Problem
For the data below, tally how many lines contain "Investis" and answer only with that tally.

Dataset extract
-.-.-

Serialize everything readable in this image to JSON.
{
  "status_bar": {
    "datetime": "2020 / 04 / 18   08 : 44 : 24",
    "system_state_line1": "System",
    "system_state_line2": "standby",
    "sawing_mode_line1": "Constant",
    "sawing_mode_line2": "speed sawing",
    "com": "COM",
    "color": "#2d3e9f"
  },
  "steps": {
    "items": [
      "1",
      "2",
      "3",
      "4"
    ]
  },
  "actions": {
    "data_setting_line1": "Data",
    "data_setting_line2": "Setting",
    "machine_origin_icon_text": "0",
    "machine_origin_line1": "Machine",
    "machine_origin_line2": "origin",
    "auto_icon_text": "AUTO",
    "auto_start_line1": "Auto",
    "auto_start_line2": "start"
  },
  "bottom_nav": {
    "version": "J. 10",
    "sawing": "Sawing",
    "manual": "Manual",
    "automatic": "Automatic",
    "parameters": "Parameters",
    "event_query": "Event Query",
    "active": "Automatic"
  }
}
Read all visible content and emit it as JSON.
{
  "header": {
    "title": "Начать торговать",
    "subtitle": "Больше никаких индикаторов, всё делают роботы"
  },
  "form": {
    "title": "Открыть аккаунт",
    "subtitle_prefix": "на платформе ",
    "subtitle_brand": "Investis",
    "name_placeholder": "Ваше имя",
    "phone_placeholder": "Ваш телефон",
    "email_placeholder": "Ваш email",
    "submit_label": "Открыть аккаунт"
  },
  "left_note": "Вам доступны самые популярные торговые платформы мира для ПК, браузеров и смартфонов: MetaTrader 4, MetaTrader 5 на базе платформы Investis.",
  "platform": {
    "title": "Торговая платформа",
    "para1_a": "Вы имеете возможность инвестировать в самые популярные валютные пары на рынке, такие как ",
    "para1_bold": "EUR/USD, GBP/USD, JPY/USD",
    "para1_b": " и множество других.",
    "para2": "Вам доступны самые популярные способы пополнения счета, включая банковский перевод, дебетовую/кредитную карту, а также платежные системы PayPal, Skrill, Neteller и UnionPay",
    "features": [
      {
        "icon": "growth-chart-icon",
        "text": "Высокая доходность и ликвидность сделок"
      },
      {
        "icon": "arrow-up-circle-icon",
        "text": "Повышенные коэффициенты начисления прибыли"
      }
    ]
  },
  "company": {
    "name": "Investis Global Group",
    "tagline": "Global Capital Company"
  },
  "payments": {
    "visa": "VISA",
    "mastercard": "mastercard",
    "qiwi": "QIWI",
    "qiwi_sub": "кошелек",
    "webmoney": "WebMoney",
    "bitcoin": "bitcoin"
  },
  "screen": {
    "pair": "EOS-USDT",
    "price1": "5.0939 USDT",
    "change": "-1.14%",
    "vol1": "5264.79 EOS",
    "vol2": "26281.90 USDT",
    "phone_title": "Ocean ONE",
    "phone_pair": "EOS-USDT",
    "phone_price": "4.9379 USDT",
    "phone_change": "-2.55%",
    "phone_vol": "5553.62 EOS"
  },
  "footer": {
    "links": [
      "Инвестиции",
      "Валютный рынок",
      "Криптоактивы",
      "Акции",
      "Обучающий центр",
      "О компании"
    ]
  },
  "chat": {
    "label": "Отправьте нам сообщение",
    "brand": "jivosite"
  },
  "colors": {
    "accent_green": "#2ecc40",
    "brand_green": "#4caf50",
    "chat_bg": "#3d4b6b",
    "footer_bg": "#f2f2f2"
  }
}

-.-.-

Task answer
3